Problem requirements —
In the records below, find each line that holds "checking" and return it.

+++

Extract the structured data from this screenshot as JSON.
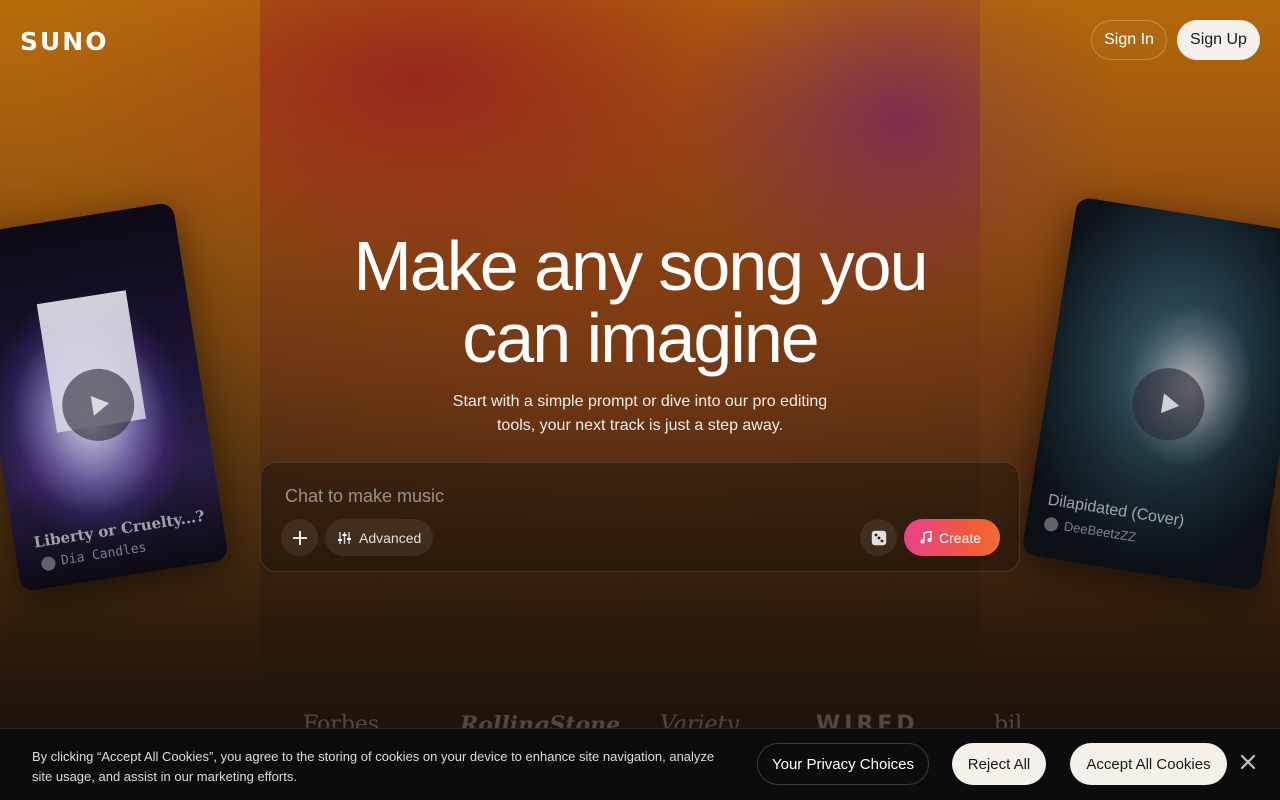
{
  "header": {
    "logo": "SUNO",
    "sign_in": "Sign In",
    "sign_up": "Sign Up"
  },
  "cards": [
    {
      "title": "Liberty or Cruelty...?",
      "artist": "Dia Candles"
    },
    {
      "title": "Dilapidated (Cover)",
      "artist": "DeeBeetzZZ"
    }
  ],
  "hero": {
    "title_line1": "Make any song you",
    "title_line2": "can imagine",
    "subtitle_line1": "Start with a simple prompt or dive into our pro editing",
    "subtitle_line2": "tools, your next track is just a step away."
  },
  "prompt": {
    "placeholder": "Chat to make music",
    "advanced_label": "Advanced",
    "create_label": "Create"
  },
  "press_logos": [
    "Forbes",
    "RollingStone",
    "Variety",
    "WIRED",
    "billboard"
  ],
  "cookie_banner": {
    "text": "By clicking “Accept All Cookies”, you agree to the storing of cookies on your device to enhance site navigation, analyze site usage, and assist in our marketing efforts.",
    "privacy_label": "Your Privacy Choices",
    "reject_label": "Reject All",
    "accept_label": "Accept All Cookies"
  },
  "colors": {
    "create_gradient_start": "#e8418c",
    "create_gradient_end": "#f26a30",
    "light_button": "#f5f0ea"
  },
  "icons": [
    "plus-icon",
    "sliders-icon",
    "dice-icon",
    "music-note-icon",
    "play-icon",
    "close-icon"
  ]
}
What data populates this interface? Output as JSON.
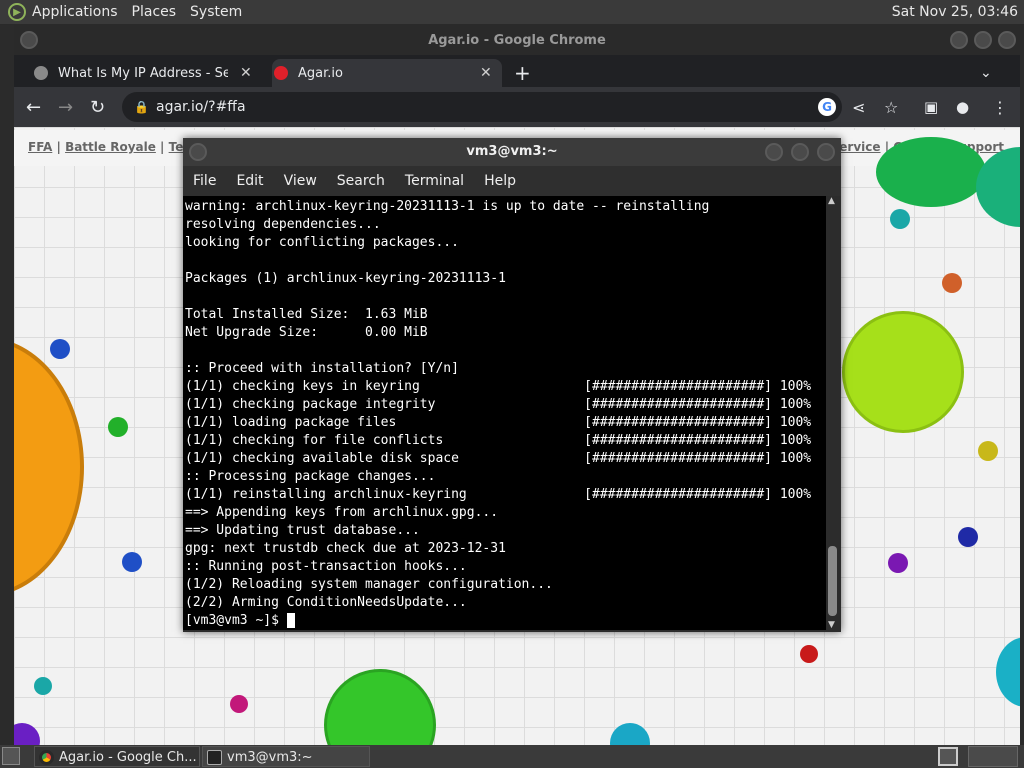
{
  "top_panel": {
    "menus": [
      "Applications",
      "Places",
      "System"
    ],
    "clock": "Sat Nov 25, 03:46"
  },
  "chrome": {
    "window_title": "Agar.io - Google Chrome",
    "tabs": [
      {
        "label": "What Is My IP Address - See Y"
      },
      {
        "label": "Agar.io"
      }
    ],
    "new_tab_symbol": "+",
    "url": "agar.io/?#ffa"
  },
  "agar_page": {
    "nav_left": [
      "FFA",
      "Battle Royale",
      "Team"
    ],
    "nav_right_partial": "of Service",
    "nav_support": "Contact Support"
  },
  "terminal": {
    "title": "vm3@vm3:~",
    "menu": [
      "File",
      "Edit",
      "View",
      "Search",
      "Terminal",
      "Help"
    ],
    "lines": [
      "warning: archlinux-keyring-20231113-1 is up to date -- reinstalling",
      "resolving dependencies...",
      "looking for conflicting packages...",
      "",
      "Packages (1) archlinux-keyring-20231113-1",
      "",
      "Total Installed Size:  1.63 MiB",
      "Net Upgrade Size:      0.00 MiB",
      "",
      ":: Proceed with installation? [Y/n]",
      "(1/1) checking keys in keyring                     [######################] 100%",
      "(1/1) checking package integrity                   [######################] 100%",
      "(1/1) loading package files                        [######################] 100%",
      "(1/1) checking for file conflicts                  [######################] 100%",
      "(1/1) checking available disk space                [######################] 100%",
      ":: Processing package changes...",
      "(1/1) reinstalling archlinux-keyring               [######################] 100%",
      "==> Appending keys from archlinux.gpg...",
      "==> Updating trust database...",
      "gpg: next trustdb check due at 2023-12-31",
      ":: Running post-transaction hooks...",
      "(1/2) Reloading system manager configuration...",
      "(2/2) Arming ConditionNeedsUpdate..."
    ],
    "prompt": "[vm3@vm3 ~]$ "
  },
  "taskbar": {
    "items": [
      {
        "label": "Agar.io - Google Ch..."
      },
      {
        "label": "vm3@vm3:~"
      }
    ]
  }
}
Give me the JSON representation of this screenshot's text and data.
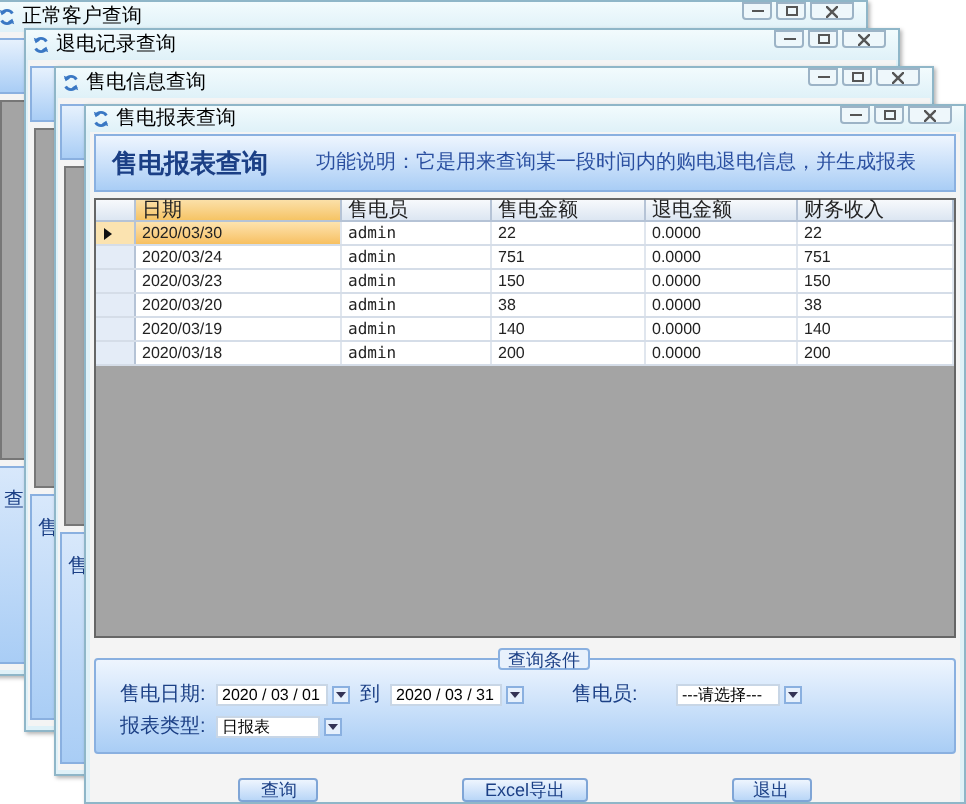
{
  "background_windows": [
    {
      "title": "正常客户查询",
      "edge_label": "查"
    },
    {
      "title": "退电记录查询",
      "edge_label": "售"
    },
    {
      "title": "售电信息查询",
      "edge_label": "售"
    }
  ],
  "window": {
    "title": "售电报表查询"
  },
  "header": {
    "title": "售电报表查询",
    "description": "功能说明：它是用来查询某一段时间内的购电退电信息，并生成报表"
  },
  "table": {
    "columns": [
      "日期",
      "售电员",
      "售电金额",
      "退电金额",
      "财务收入"
    ],
    "rows": [
      {
        "selected": true,
        "cells": [
          "2020/03/30",
          "admin",
          "22",
          "0.0000",
          "22"
        ]
      },
      {
        "selected": false,
        "cells": [
          "2020/03/24",
          "admin",
          "751",
          "0.0000",
          "751"
        ]
      },
      {
        "selected": false,
        "cells": [
          "2020/03/23",
          "admin",
          "150",
          "0.0000",
          "150"
        ]
      },
      {
        "selected": false,
        "cells": [
          "2020/03/20",
          "admin",
          "38",
          "0.0000",
          "38"
        ]
      },
      {
        "selected": false,
        "cells": [
          "2020/03/19",
          "admin",
          "140",
          "0.0000",
          "140"
        ]
      },
      {
        "selected": false,
        "cells": [
          "2020/03/18",
          "admin",
          "200",
          "0.0000",
          "200"
        ]
      }
    ]
  },
  "filters": {
    "legend": "查询条件",
    "date_label": "售电日期:",
    "date_from": "2020 / 03 / 01",
    "to_label": "到",
    "date_to": "2020 / 03 / 31",
    "seller_label": "售电员:",
    "seller_value": "---请选择---",
    "type_label": "报表类型:",
    "type_value": "日报表"
  },
  "buttons": [
    "查询",
    "Excel导出",
    "退出"
  ]
}
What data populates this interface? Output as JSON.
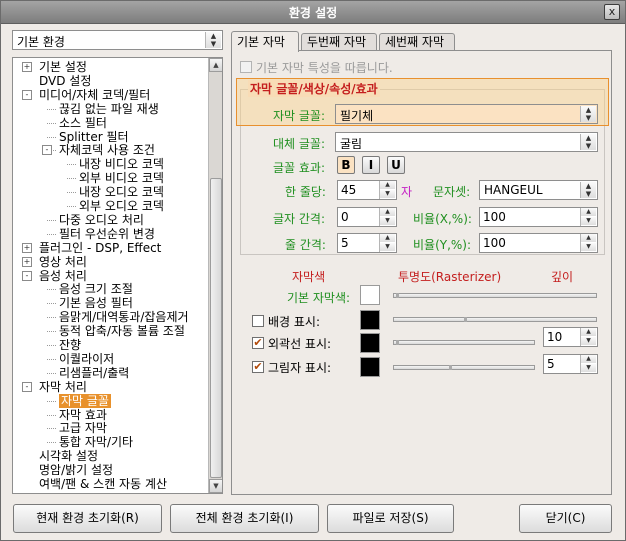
{
  "window": {
    "title": "환경 설정",
    "close_label": "x"
  },
  "category_combo": {
    "value": "기본 환경"
  },
  "tree": {
    "items": [
      {
        "label": "기본 설정",
        "level": 0,
        "expander": "+"
      },
      {
        "label": "DVD 설정",
        "level": 0,
        "expander": ""
      },
      {
        "label": "미디어/자체 코덱/필터",
        "level": 0,
        "expander": "-"
      },
      {
        "label": "끊김 없는 파일 재생",
        "level": 1,
        "expander": ""
      },
      {
        "label": "소스 필터",
        "level": 1,
        "expander": ""
      },
      {
        "label": "Splitter 필터",
        "level": 1,
        "expander": ""
      },
      {
        "label": "자체코덱 사용 조건",
        "level": 1,
        "expander": "-"
      },
      {
        "label": "내장 비디오 코덱",
        "level": 2,
        "expander": ""
      },
      {
        "label": "외부 비디오 코덱",
        "level": 2,
        "expander": ""
      },
      {
        "label": "내장 오디오 코덱",
        "level": 2,
        "expander": ""
      },
      {
        "label": "외부 오디오 코덱",
        "level": 2,
        "expander": ""
      },
      {
        "label": "다중 오디오 처리",
        "level": 1,
        "expander": ""
      },
      {
        "label": "필터 우선순위 변경",
        "level": 1,
        "expander": ""
      },
      {
        "label": "플러그인 - DSP, Effect",
        "level": 0,
        "expander": "+"
      },
      {
        "label": "영상 처리",
        "level": 0,
        "expander": "+"
      },
      {
        "label": "음성 처리",
        "level": 0,
        "expander": "-"
      },
      {
        "label": "음성 크기 조절",
        "level": 1,
        "expander": ""
      },
      {
        "label": "기본 음성 필터",
        "level": 1,
        "expander": ""
      },
      {
        "label": "음맑게/대역통과/잡음제거",
        "level": 1,
        "expander": ""
      },
      {
        "label": "동적 압축/자동 볼륨 조절",
        "level": 1,
        "expander": ""
      },
      {
        "label": "잔향",
        "level": 1,
        "expander": ""
      },
      {
        "label": "이퀄라이저",
        "level": 1,
        "expander": ""
      },
      {
        "label": "리샘플러/출력",
        "level": 1,
        "expander": ""
      },
      {
        "label": "자막 처리",
        "level": 0,
        "expander": "-"
      },
      {
        "label": "자막 글꼴",
        "level": 1,
        "expander": "",
        "selected": true
      },
      {
        "label": "자막 효과",
        "level": 1,
        "expander": ""
      },
      {
        "label": "고급 자막",
        "level": 1,
        "expander": ""
      },
      {
        "label": "통합 자막/기타",
        "level": 1,
        "expander": ""
      },
      {
        "label": "시각화 설정",
        "level": 0,
        "expander": ""
      },
      {
        "label": "명암/밝기 설정",
        "level": 0,
        "expander": ""
      },
      {
        "label": "여백/팬 & 스캔 자동 계산",
        "level": 0,
        "expander": ""
      }
    ]
  },
  "tabs": [
    {
      "label": "기본 자막",
      "active": true
    },
    {
      "label": "두번째 자막",
      "active": false
    },
    {
      "label": "세번째 자막",
      "active": false
    }
  ],
  "panel": {
    "inherit_label": "기본 자막 특성을 따릅니다.",
    "section_title": "자막 글꼴/색상/속성/효과",
    "font_label": "자막 글꼴:",
    "font_value": "필기체",
    "alt_font_label": "대체 글꼴:",
    "alt_font_value": "굴림",
    "effect_label": "글꼴 효과:",
    "bold": "B",
    "italic": "I",
    "underline": "U",
    "per_line_label": "한 줄당:",
    "per_line_value": "45",
    "per_line_unit": "자",
    "charset_label": "문자셋:",
    "charset_value": "HANGEUL",
    "char_spacing_label": "글자 간격:",
    "char_spacing_value": "0",
    "ratio_x_label": "비율(X,%):",
    "ratio_x_value": "100",
    "line_spacing_label": "줄 간격:",
    "line_spacing_value": "5",
    "ratio_y_label": "비율(Y,%):",
    "ratio_y_value": "100",
    "col_color": "자막색",
    "col_opacity": "투명도(Rasterizer)",
    "col_depth": "깊이",
    "base_color_label": "기본 자막색:",
    "bg_label": "배경 표시:",
    "outline_label": "외곽선 표시:",
    "outline_depth": "10",
    "shadow_label": "그림자 표시:",
    "shadow_depth": "5"
  },
  "colors": {
    "accent": "#e8912c",
    "label_green": "#1f8f1f",
    "header_red": "#c41e1e"
  },
  "buttons": {
    "reset_current": "현재 환경 초기화(R)",
    "reset_all": "전체 환경 초기화(I)",
    "save_file": "파일로 저장(S)",
    "close": "닫기(C)"
  }
}
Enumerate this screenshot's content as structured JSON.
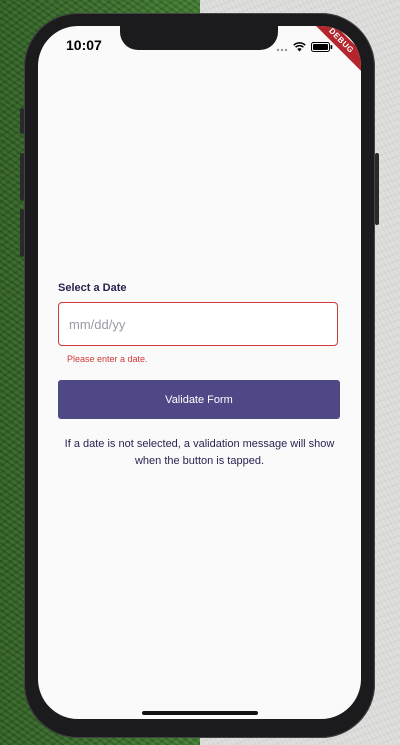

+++

Result of the exercise —
      "(1/1) checking keys in keyring                     [######################] 100%",
      "(1/1) checking package integrity                   [######################] 100%",
      "(1/1) checking for file conflicts                  [######################] 100%",
      "(1/1) checking available disk space                [######################] 100%",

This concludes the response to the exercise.